They were found to have vulnerabilities that can allow attackers to track the wearer’s movement, eavesdrop on conversations, and communicate with the wearer. This shows that even popular devices can fall short or leave massive gaps in terms of ensuring their products’ security.
The problem of unsecured internet-connected devices is not limited to home users but also extends to workplace environments when seemingly safe IoT devices are introduced into the company network, as was shown in the attack scenarios. Whether these devices are installed to improve productivity or are simply brought to work by employees, the risk of having an exposed and unsecured device should not be taken lightly.
Mitigating IoT Insecurities
Given that IoT devices need to be connected to the internet, manufacturers have to ascertain that what they produce poses very minimal risk to the buying public. With all the information fed to internet-connected devices, it is considerably difficult for users to know if these are protected properly by the built-in security that comes with the product. Although consumers are also tasked to employ proper security practices on their end (like applying fixes), manufacturers should also make sure that what they produce pose little to no security risk to their customers.

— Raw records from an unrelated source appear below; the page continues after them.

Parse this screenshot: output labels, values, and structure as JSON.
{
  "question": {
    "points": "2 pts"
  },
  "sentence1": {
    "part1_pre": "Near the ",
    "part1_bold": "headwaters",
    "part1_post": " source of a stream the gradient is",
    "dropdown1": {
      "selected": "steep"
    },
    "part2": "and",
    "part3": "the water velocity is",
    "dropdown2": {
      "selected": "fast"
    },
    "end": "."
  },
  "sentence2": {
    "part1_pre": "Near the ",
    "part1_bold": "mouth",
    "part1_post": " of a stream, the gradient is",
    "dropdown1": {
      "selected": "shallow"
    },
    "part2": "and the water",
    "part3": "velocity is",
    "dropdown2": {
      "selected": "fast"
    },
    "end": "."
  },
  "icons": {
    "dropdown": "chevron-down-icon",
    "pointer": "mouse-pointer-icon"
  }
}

While IoT devices are connected to the internet, they should never be exposed. In the case of the test device, manufacturers should make sure that ports connecting to the devices cannot be accessed directly from the internet. Manufacturers should also secure data that’s being stored or compiled by these IoT devices and conduct security audits — including regularly reading public forums discussing their products.

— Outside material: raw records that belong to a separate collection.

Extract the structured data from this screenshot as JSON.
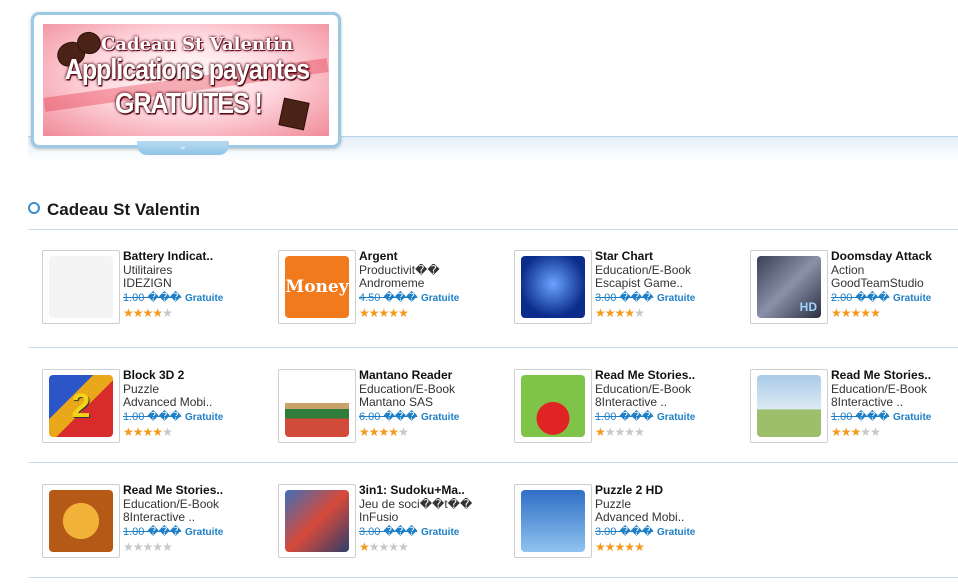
{
  "banner": {
    "line1": "Cadeau St Valentin",
    "line2": "Applications payantes",
    "line3": "GRATUITES !"
  },
  "section": {
    "title": "Cadeau St Valentin"
  },
  "colors": {
    "accent": "#1e7fc6",
    "star_on": "#f39a1e",
    "star_off": "#c8c8c8"
  },
  "apps": [
    {
      "name": "Battery Indicat..",
      "category": "Utilitaires",
      "developer": "IDEZIGN",
      "old_price": "1.00 ���",
      "price": "Gratuite",
      "rating": 3.5,
      "icon": "battery-icon"
    },
    {
      "name": "Argent",
      "category": "Productivit��",
      "developer": "Andromeme",
      "old_price": "4.50 ���",
      "price": "Gratuite",
      "rating": 5,
      "icon": "money-icon",
      "icon_text": "Money"
    },
    {
      "name": "Star Chart",
      "category": "Education/E-Book",
      "developer": "Escapist Game..",
      "old_price": "3.00 ���",
      "price": "Gratuite",
      "rating": 4,
      "icon": "star-chart-icon"
    },
    {
      "name": "Doomsday Attack",
      "category": "Action",
      "developer": "GoodTeamStudio",
      "old_price": "2.00 ���",
      "price": "Gratuite",
      "rating": 4.5,
      "icon": "jet-fighter-icon",
      "icon_text": "HD"
    },
    {
      "name": "Block 3D 2",
      "category": "Puzzle",
      "developer": "Advanced Mobi..",
      "old_price": "1.00 ���",
      "price": "Gratuite",
      "rating": 3.5,
      "icon": "block-3d-icon",
      "icon_text": "2"
    },
    {
      "name": "Mantano Reader",
      "category": "Education/E-Book",
      "developer": "Mantano SAS",
      "old_price": "6.00 ���",
      "price": "Gratuite",
      "rating": 4,
      "icon": "books-icon"
    },
    {
      "name": "Read Me Stories..",
      "category": "Education/E-Book",
      "developer": "8Interactive ..",
      "old_price": "1.00 ���",
      "price": "Gratuite",
      "rating": 1,
      "icon": "pepper-character-icon"
    },
    {
      "name": "Read Me Stories..",
      "category": "Education/E-Book",
      "developer": "8Interactive ..",
      "old_price": "1.00 ���",
      "price": "Gratuite",
      "rating": 3,
      "icon": "knight-character-icon"
    },
    {
      "name": "Read Me Stories..",
      "category": "Education/E-Book",
      "developer": "8Interactive ..",
      "old_price": "1.00 ���",
      "price": "Gratuite",
      "rating": 0,
      "icon": "lion-character-icon"
    },
    {
      "name": "3in1: Sudoku+Ma..",
      "category": "Jeu de soci��t��",
      "developer": "InFusio",
      "old_price": "3.00 ���",
      "price": "Gratuite",
      "rating": 1,
      "icon": "board-game-icon"
    },
    {
      "name": "Puzzle 2 HD",
      "category": "Puzzle",
      "developer": "Advanced Mobi..",
      "old_price": "3.00 ���",
      "price": "Gratuite",
      "rating": 5,
      "icon": "puzzle-blocks-icon"
    }
  ]
}
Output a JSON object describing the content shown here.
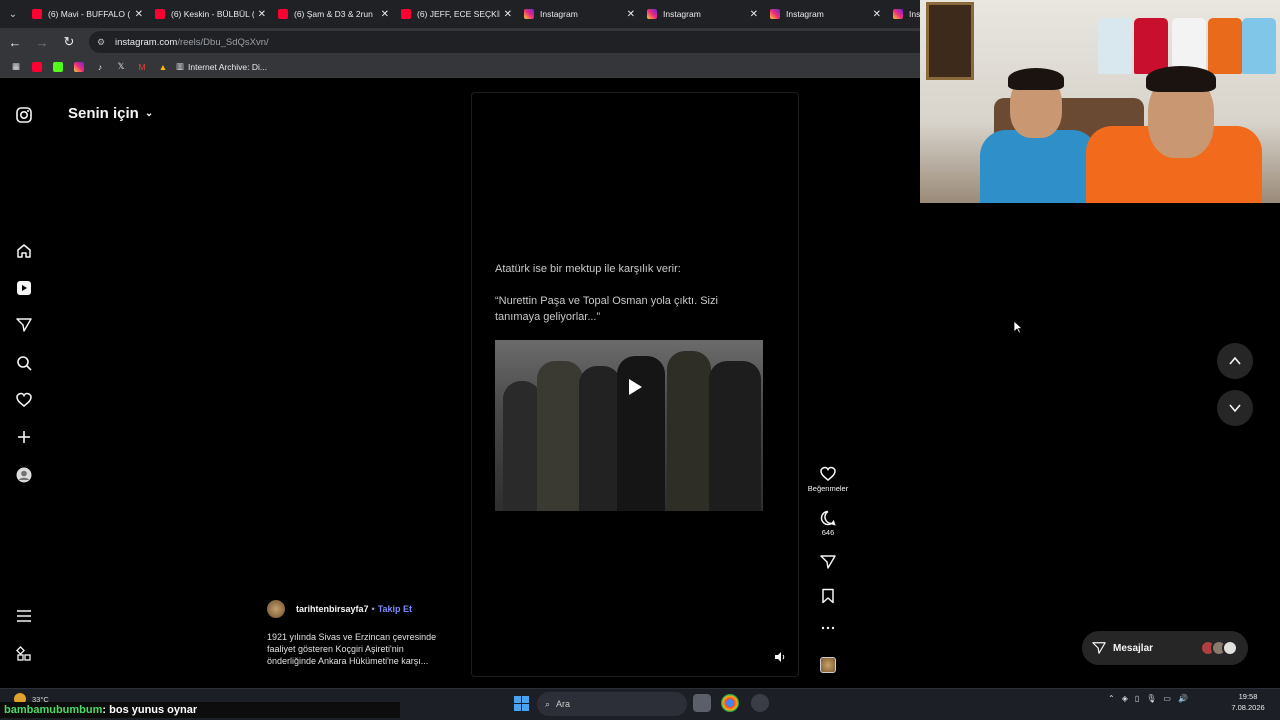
{
  "browser": {
    "tabs": [
      {
        "title": "(6) Mavi - BUFFALO (",
        "favicon": "youtube-icon"
      },
      {
        "title": "(6) Keskin - BÜLBÜL (",
        "favicon": "youtube-icon"
      },
      {
        "title": "(6) Şam & D3 & 2run",
        "favicon": "youtube-icon"
      },
      {
        "title": "(6) JEFF, ECE SEÇKİN",
        "favicon": "youtube-icon"
      },
      {
        "title": "Instagram",
        "favicon": "instagram-icon"
      },
      {
        "title": "Instagram",
        "favicon": "instagram-icon"
      },
      {
        "title": "Instagram",
        "favicon": "instagram-icon"
      },
      {
        "title": "Ins",
        "favicon": "instagram-icon"
      }
    ],
    "address": {
      "host": "instagram.com",
      "path": "/reels/Dbu_SdQsXvn/"
    },
    "bookmark_label": "Internet Archive: Di..."
  },
  "instagram": {
    "feed_title": "Senin için",
    "reel": {
      "text_line1": "Atatürk ise bir mektup ile karşılık verir:",
      "text_quote": "“Nurettin Paşa ve Topal Osman yola çıktı. Sizi tanımaya geliyorlar...”",
      "like_label": "Beğenmeler",
      "comment_count": "646"
    },
    "author": {
      "username": "tarihtenbirsayfa7",
      "separator": "•",
      "follow_label": "Takip Et",
      "caption": "1921 yılında Sivas ve Erzincan çevresinde faaliyet gösteren Koçgiri Aşireti'nin önderliğinde Ankara Hükümeti'ne karşı..."
    },
    "messages_label": "Mesajlar"
  },
  "taskbar": {
    "temperature": "33°C",
    "search_placeholder": "Ara",
    "time": "19:58",
    "date": "7.08.2026"
  },
  "stream_overlay": {
    "username": "bambamubumbum",
    "message": ": bos yunus oynar"
  },
  "colors": {
    "background": "#000000",
    "accent_link": "#7c8bff",
    "chat_username": "#4cd964"
  }
}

At the same time, consumers and enterprise IT administrators should not rely entirely on manufacturers to do all the heavy lifting. Users should check their routers for rules that might provide outside access to devices and folders on the network. If access is needed, it should be limited to as few devices as possible. They should enable password protection on all devices if possible and replace default passwords immediately with stronger ones.
Users can also visit websites like WhatsMyIP to scan their network for any open ports. They should also make sure that the firmware of their IoT devices is updated as well. Businesses with BYOD programs must be aware of what internet-connected devices are being used by employees at work and ensure security guidelines are provided.
As we move to a more internet-connected world, manufacturers, consumers, and IT administrators must exercise a security-first mindset. With all the personal data managed and kept by IoT devices, securing them should be just as important as ease of use and integration with applications that run them.
To find out how we came up with the attack scenarios, read the full case study titled The Sound of a Targeted Attack. It also includes a rundown of exposed services our test unit had, the types of information that were made publicly available due to security gaps, and a Shodan query of exposed internet-connected speakers.